Extracted records:
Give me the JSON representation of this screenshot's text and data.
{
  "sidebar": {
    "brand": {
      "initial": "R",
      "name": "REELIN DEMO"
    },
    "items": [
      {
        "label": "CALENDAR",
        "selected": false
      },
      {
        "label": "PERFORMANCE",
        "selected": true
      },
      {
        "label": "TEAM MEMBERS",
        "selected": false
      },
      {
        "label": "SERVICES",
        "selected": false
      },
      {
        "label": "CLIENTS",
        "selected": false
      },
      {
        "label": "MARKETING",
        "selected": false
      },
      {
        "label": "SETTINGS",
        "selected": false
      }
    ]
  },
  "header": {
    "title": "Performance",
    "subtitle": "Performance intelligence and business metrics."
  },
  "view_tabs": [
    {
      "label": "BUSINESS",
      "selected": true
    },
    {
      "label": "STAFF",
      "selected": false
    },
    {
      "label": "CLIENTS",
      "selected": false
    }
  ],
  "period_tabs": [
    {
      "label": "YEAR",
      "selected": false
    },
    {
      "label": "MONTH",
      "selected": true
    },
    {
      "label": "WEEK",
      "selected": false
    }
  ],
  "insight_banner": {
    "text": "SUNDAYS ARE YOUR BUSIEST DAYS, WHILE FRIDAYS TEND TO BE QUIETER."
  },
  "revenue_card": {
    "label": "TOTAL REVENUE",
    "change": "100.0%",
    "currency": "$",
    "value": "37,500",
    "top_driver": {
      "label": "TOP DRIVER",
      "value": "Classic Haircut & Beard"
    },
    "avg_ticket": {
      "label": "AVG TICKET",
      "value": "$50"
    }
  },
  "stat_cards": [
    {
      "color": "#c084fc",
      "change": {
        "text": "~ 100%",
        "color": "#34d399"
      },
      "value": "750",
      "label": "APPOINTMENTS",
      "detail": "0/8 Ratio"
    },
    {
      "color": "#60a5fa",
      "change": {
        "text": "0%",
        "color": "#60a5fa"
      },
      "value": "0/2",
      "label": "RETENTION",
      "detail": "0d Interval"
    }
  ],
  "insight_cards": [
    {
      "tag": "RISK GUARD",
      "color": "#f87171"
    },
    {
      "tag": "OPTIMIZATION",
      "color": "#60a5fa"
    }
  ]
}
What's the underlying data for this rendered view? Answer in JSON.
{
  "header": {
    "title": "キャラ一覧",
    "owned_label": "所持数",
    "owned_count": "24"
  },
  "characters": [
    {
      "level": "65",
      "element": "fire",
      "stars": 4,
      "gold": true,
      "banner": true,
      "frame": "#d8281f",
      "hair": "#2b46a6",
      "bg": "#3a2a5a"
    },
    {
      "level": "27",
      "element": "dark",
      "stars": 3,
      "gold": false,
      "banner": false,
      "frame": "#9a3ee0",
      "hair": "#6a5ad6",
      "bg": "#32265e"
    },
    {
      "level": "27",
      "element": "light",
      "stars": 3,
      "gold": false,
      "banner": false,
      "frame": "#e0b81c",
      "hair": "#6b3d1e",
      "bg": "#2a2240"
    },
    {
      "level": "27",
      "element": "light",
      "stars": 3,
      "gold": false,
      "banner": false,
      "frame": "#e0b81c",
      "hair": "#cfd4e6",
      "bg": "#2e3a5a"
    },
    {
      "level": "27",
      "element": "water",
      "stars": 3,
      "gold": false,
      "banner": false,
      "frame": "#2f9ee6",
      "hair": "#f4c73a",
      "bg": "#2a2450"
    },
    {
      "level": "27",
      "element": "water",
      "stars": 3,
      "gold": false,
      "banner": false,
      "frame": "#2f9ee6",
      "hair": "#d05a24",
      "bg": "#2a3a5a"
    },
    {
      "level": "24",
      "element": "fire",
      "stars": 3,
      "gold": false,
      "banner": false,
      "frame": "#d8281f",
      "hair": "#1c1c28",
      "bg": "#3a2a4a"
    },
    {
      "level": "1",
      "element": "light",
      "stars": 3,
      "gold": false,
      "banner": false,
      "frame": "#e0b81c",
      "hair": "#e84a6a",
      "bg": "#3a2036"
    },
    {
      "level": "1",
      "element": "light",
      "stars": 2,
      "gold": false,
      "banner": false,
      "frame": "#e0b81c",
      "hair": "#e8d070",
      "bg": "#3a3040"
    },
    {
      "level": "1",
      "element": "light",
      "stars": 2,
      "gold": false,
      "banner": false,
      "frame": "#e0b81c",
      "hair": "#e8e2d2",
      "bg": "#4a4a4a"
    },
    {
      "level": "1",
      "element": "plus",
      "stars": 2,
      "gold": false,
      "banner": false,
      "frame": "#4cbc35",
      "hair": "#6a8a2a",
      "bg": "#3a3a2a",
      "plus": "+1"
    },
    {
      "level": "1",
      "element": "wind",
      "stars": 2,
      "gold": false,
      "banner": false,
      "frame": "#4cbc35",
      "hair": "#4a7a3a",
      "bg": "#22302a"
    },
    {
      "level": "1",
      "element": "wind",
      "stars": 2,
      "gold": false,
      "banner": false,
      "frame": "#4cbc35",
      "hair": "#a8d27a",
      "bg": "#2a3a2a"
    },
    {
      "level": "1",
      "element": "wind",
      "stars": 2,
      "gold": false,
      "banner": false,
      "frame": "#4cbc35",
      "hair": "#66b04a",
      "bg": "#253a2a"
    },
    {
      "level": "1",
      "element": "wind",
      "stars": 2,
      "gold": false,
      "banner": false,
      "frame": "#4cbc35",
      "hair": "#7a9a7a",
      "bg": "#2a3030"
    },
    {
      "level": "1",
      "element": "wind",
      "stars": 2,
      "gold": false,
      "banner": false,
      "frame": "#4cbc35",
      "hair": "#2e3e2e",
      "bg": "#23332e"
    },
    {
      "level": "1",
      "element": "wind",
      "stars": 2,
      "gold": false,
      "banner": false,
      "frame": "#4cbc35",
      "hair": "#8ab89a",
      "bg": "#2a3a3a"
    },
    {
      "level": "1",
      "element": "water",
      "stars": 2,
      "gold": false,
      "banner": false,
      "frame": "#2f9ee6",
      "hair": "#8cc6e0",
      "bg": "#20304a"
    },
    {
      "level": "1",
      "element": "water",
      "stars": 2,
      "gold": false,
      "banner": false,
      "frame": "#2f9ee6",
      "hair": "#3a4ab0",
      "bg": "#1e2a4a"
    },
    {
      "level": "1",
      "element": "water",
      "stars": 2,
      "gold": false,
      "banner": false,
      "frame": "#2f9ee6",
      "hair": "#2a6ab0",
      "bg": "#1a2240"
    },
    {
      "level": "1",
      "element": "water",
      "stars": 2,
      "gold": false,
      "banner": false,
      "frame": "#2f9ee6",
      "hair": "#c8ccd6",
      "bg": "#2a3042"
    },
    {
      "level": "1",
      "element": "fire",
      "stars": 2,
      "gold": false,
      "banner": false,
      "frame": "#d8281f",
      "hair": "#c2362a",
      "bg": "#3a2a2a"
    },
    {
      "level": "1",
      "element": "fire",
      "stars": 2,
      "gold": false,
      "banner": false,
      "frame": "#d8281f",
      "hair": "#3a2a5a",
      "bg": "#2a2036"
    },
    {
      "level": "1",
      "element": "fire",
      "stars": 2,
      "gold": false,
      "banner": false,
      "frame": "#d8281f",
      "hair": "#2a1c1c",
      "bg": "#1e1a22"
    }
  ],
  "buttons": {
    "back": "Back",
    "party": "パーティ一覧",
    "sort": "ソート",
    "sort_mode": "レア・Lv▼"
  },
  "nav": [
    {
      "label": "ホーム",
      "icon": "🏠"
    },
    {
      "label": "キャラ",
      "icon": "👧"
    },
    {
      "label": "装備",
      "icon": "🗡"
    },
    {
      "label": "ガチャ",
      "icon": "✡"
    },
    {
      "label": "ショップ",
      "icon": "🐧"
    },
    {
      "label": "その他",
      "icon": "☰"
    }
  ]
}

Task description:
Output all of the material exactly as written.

Answer space:
Give me the JSON representation of this screenshot's text and data.
{
  "sidebar": {
    "brand": {
      "initial": "R",
      "name": "REELIN DEMO"
    },
    "items": [
      {
        "label": "CALENDAR",
        "selected": false
      },
      {
        "label": "PERFORMANCE",
        "selected": true
      },
      {
        "label": "TEAM MEMBERS",
        "selected": false
      },
      {
        "label": "SERVICES",
        "selected": false
      },
      {
        "label": "CLIENTS",
        "selected": false
      },
      {
        "label": "MARKETING",
        "selected": false
      },
      {
        "label": "SETTINGS",
        "selected": false
      }
    ]
  },
  "header": {
    "title": "Performance",
    "subtitle": "Performance intelligence and business metrics."
  },
  "view_tabs": [
    {
      "label": "BUSINESS",
      "selected": true
    },
    {
      "label": "STAFF",
      "selected": false
    },
    {
      "label": "CLIENTS",
      "selected": false
    }
  ],
  "period_tabs": [
    {
      "label": "YEAR",
      "selected": false
    },
    {
      "label": "MONTH",
      "selected": true
    },
    {
      "label": "WEEK",
      "selected": false
    }
  ],
  "insight_banner": {
    "text": "SUNDAYS ARE YOUR BUSIEST DAYS, WHILE FRIDAYS TEND TO BE QUIETER."
  },
  "revenue_card": {
    "label": "TOTAL REVENUE",
    "change": "100.0%",
    "currency": "$",
    "value": "37,500",
    "top_driver": {
      "label": "TOP DRIVER",
      "value": "Classic Haircut & Beard"
    },
    "avg_ticket": {
      "label": "AVG TICKET",
      "value": "$50"
    }
  },
  "stat_cards": [
    {
      "color": "#c084fc",
      "change": {
        "text": "~ 100%",
        "color": "#34d399"
      },
      "value": "750",
      "label": "APPOINTMENTS",
      "detail": "0/8 Ratio"
    },
    {
      "color": "#60a5fa",
      "change": {
        "text": "0%",
        "color": "#60a5fa"
      },
      "value": "0/2",
      "label": "RETENTION",
      "detail": "0d Interval"
    }
  ],
  "insight_cards": [
    {
      "tag": "RISK GUARD",
      "color": "#f87171"
    },
    {
      "tag": "OPTIMIZATION",
      "color": "#60a5fa"
    }
  ]
}
What's the underlying data for this rendered view? Answer in JSON.
{
  "header": {
    "title": "キャラ一覧",
    "owned_label": "所持数",
    "owned_count": "24"
  },
  "characters": [
    {
      "level": "65",
      "element": "fire",
      "stars": 4,
      "gold": true,
      "banner": true,
      "frame": "#d8281f",
      "hair": "#2b46a6",
      "bg": "#3a2a5a"
    },
    {
      "level": "27",
      "element": "dark",
      "stars": 3,
      "gold": false,
      "banner": false,
      "frame": "#9a3ee0",
      "hair": "#6a5ad6",
      "bg": "#32265e"
    },
    {
      "level": "27",
      "element": "light",
      "stars": 3,
      "gold": false,
      "banner": false,
      "frame": "#e0b81c",
      "hair": "#6b3d1e",
      "bg": "#2a2240"
    },
    {
      "level": "27",
      "element": "light",
      "stars": 3,
      "gold": false,
      "banner": false,
      "frame": "#e0b81c",
      "hair": "#cfd4e6",
      "bg": "#2e3a5a"
    },
    {
      "level": "27",
      "element": "water",
      "stars": 3,
      "gold": false,
      "banner": false,
      "frame": "#2f9ee6",
      "hair": "#f4c73a",
      "bg": "#2a2450"
    },
    {
      "level": "27",
      "element": "water",
      "stars": 3,
      "gold": false,
      "banner": false,
      "frame": "#2f9ee6",
      "hair": "#d05a24",
      "bg": "#2a3a5a"
    },
    {
      "level": "24",
      "element": "fire",
      "stars": 3,
      "gold": false,
      "banner": false,
      "frame": "#d8281f",
      "hair": "#1c1c28",
      "bg": "#3a2a4a"
    },
    {
      "level": "1",
      "element": "light",
      "stars": 3,
      "gold": false,
      "banner": false,
      "frame": "#e0b81c",
      "hair": "#e84a6a",
      "bg": "#3a2036"
    },
    {
      "level": "1",
      "element": "light",
      "stars": 2,
      "gold": false,
      "banner": false,
      "frame": "#e0b81c",
      "hair": "#e8d070",
      "bg": "#3a3040"
    },
    {
      "level": "1",
      "element": "light",
      "stars": 2,
      "gold": false,
      "banner": false,
      "frame": "#e0b81c",
      "hair": "#e8e2d2",
      "bg": "#4a4a4a"
    },
    {
      "level": "1",
      "element": "plus",
      "stars": 2,
      "gold": false,
      "banner": false,
      "frame": "#4cbc35",
      "hair": "#6a8a2a",
      "bg": "#3a3a2a",
      "plus": "+1"
    },
    {
      "level": "1",
      "element": "wind",
      "stars": 2,
      "gold": false,
      "banner": false,
      "frame": "#4cbc35",
      "hair": "#4a7a3a",
      "bg": "#22302a"
    },
    {
      "level": "1",
      "element": "wind",
      "stars": 2,
      "gold": false,
      "banner": false,
      "frame": "#4cbc35",
      "hair": "#a8d27a",
      "bg": "#2a3a2a"
    },
    {
      "level": "1",
      "element": "wind",
      "stars": 2,
      "gold": false,
      "banner": false,
      "frame": "#4cbc35",
      "hair": "#66b04a",
      "bg": "#253a2a"
    },
    {
      "level": "1",
      "element": "wind",
      "stars": 2,
      "gold": false,
      "banner": false,
      "frame": "#4cbc35",
      "hair": "#7a9a7a",
      "bg": "#2a3030"
    },
    {
      "level": "1",
      "element": "wind",
      "stars": 2,
      "gold": false,
      "banner": false,
      "frame": "#4cbc35",
      "hair": "#2e3e2e",
      "bg": "#23332e"
    },
    {
      "level": "1",
      "element": "wind",
      "stars": 2,
      "gold": false,
      "banner": false,
      "frame": "#4cbc35",
      "hair": "#8ab89a",
      "bg": "#2a3a3a"
    },
    {
      "level": "1",
      "element": "water",
      "stars": 2,
      "gold": false,
      "banner": false,
      "frame": "#2f9ee6",
      "hair": "#8cc6e0",
      "bg": "#20304a"
    },
    {
      "level": "1",
      "element": "water",
      "stars": 2,
      "gold": false,
      "banner": false,
      "frame": "#2f9ee6",
      "hair": "#3a4ab0",
      "bg": "#1e2a4a"
    },
    {
      "level": "1",
      "element": "water",
      "stars": 2,
      "gold": false,
      "banner": false,
      "frame": "#2f9ee6",
      "hair": "#2a6ab0",
      "bg": "#1a2240"
    },
    {
      "level": "1",
      "element": "water",
      "stars": 2,
      "gold": false,
      "banner": false,
      "frame": "#2f9ee6",
      "hair": "#c8ccd6",
      "bg": "#2a3042"
    },
    {
      "level": "1",
      "element": "fire",
      "stars": 2,
      "gold": false,
      "banner": false,
      "frame": "#d8281f",
      "hair": "#c2362a",
      "bg": "#3a2a2a"
    },
    {
      "level": "1",
      "element": "fire",
      "stars": 2,
      "gold": false,
      "banner": false,
      "frame": "#d8281f",
      "hair": "#3a2a5a",
      "bg": "#2a2036"
    },
    {
      "level": "1",
      "element": "fire",
      "stars": 2,
      "gold": false,
      "banner": false,
      "frame": "#d8281f",
      "hair": "#2a1c1c",
      "bg": "#1e1a22"
    }
  ],
  "buttons": {
    "back": "Back",
    "party": "パーティ一覧",
    "sort": "ソート",
    "sort_mode": "レア・Lv▼"
  },
  "nav": [
    {
      "label": "ホーム",
      "icon": "🏠"
    },
    {
      "label": "キャラ",
      "icon": "👧"
    },
    {
      "label": "装備",
      "icon": "🗡"
    },
    {
      "label": "ガチャ",
      "icon": "✡"
    },
    {
      "label": "ショップ",
      "icon": "🐧"
    },
    {
      "label": "その他",
      "icon": "☰"
    }
  ]
}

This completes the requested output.